We have a real problem with the Law.  We either still use it when it suits us, i.e. I am really good at keeping "these" commands so I will use those to make me feel like I am being a good Christian....or I know I can't be perfect no matter how hard I try so why really try at all.  The Law still has an essential part to play in the life of the Christian.  Yes, it shows us our sin and it causes us to run back to the cross of Christ where forgiveness and grace flow like a never-ending stream of life.  But the Law still tells us how we are to live!  It still has a purpose.  It still instructs us on how God designed His creation.  The Law isn't meant to rob us of joy by thwarting our plans but it is meant to give us joy by aligning us with God's will so that we may enjoy blessings rather than the consequences that inevitably flow from our sin.

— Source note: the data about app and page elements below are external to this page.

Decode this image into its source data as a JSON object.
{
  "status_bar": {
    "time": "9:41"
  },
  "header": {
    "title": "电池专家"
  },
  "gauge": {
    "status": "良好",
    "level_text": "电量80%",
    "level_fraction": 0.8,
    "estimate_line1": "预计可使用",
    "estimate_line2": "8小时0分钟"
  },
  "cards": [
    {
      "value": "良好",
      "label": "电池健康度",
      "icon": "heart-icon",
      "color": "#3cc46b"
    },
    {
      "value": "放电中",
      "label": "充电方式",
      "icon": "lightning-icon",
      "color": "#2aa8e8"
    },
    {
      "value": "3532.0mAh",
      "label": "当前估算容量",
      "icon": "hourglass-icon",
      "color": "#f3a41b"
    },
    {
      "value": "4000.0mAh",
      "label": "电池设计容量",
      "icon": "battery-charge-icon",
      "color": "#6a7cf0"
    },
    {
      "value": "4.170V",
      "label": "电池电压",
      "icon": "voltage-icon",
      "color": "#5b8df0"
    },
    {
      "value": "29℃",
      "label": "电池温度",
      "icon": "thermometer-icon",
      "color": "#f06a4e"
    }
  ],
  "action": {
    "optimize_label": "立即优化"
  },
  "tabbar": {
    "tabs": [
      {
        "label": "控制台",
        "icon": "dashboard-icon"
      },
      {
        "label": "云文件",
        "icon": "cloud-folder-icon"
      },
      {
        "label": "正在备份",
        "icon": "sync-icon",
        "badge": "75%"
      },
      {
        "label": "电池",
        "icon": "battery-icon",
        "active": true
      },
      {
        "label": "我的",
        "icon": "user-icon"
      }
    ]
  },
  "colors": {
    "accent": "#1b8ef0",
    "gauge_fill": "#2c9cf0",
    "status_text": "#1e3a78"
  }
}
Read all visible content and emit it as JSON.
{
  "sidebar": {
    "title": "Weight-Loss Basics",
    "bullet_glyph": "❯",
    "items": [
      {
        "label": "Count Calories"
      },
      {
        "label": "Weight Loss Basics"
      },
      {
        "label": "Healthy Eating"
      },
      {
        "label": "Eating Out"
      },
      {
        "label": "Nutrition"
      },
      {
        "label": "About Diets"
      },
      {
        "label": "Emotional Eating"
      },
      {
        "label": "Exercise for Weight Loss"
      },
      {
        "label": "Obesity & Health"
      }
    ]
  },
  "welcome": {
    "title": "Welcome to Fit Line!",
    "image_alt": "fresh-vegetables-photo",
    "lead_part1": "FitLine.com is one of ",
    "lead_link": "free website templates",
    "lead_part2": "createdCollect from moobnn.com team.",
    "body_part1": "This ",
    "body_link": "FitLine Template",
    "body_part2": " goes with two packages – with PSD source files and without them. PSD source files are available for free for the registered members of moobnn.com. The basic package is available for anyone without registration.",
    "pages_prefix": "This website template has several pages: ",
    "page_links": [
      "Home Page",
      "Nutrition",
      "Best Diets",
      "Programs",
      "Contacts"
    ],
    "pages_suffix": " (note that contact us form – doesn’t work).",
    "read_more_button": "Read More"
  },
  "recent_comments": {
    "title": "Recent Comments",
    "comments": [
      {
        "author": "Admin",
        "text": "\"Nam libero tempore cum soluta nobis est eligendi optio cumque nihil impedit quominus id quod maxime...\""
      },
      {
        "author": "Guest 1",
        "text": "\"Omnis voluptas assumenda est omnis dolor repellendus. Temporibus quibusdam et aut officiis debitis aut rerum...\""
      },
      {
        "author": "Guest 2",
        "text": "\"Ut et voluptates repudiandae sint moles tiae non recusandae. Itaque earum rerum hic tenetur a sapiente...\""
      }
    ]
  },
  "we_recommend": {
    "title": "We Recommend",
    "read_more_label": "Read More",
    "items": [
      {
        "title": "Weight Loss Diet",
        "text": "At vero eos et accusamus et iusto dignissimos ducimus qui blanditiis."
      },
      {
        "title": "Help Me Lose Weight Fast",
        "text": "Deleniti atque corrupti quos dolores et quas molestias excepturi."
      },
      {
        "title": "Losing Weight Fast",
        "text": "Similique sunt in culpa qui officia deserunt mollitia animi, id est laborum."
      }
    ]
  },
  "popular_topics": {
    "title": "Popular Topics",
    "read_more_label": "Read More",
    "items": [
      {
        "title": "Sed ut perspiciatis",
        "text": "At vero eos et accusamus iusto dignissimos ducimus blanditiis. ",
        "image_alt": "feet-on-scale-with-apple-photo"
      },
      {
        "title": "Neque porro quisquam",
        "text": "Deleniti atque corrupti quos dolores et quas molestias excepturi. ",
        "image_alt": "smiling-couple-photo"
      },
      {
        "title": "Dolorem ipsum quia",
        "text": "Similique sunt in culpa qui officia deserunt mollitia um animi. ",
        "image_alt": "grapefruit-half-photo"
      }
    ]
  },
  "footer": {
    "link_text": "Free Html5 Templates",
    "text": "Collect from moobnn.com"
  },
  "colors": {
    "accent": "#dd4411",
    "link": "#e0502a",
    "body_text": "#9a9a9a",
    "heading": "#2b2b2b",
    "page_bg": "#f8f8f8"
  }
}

There are many commands that are good and right for us to pursue and follow.  Notice that I said commands...not suggestions.  This isn't God saying, "If you are really in the mood, give this a shot for me."  No!  Making disciples is not up for debate.  Obeying God is not for just when you are feeling spiritual.  Putting God first and putting yourself last isn't just for the really "holy" people.  These are things that are meant to be part of the Christian life.  Yes, we will do them imperfectly...we will stumble and fall...and we will repent knowing God will never leave us nor forsake us.  But we can't just phone in the part we are called to play.

It is not legalistic to point out the commands of God on how we are to live.  If we aren't following His Word, the issue is not with the Bible or the one who comes along and points out the disconnect.  The issue lies with us.  If we don't want to make disciples then we need to be seriously praying for the Spirit to ignite that desire and fervently searching for the obstacle preventing us from desiring to follow our Lord.  These are battles we must fight.  These are issues we must tackle.  We can't be passive.  God's ambassadors can't afford to coast along.  We need to wake up while there is still time.

For you were once darkness, but now you are light in the Lord. Live as children of light (for the fruit of the light consists in all goodness, righteousness and truth) 10 and find out what pleases the Lord. 11 Have nothing to do with the fruitless deeds of darkness, but rather expose them. 12 It is shameful even to mention what the disobedient do in secret. 13 But everything exposed by the light becomes visible—and everything that is illuminated becomes a light. 14 This is why it is said:
“Wake up, sleeper,
    rise from the dead,
    and Christ will shine on you.”
15 Be very careful, then, how you live—not as unwise but as wise, 16 making the most of every opportunity, because the days are evil. 17 Therefore do not be foolish, but understand what the Lord’s will is. - Ephesians 5:8-17 (NIV)

Jesus. Renew the fight within us today. May we fight to rest. Fight to receive. Fight to be still and believe you love us. Fight to honor you.  Amen.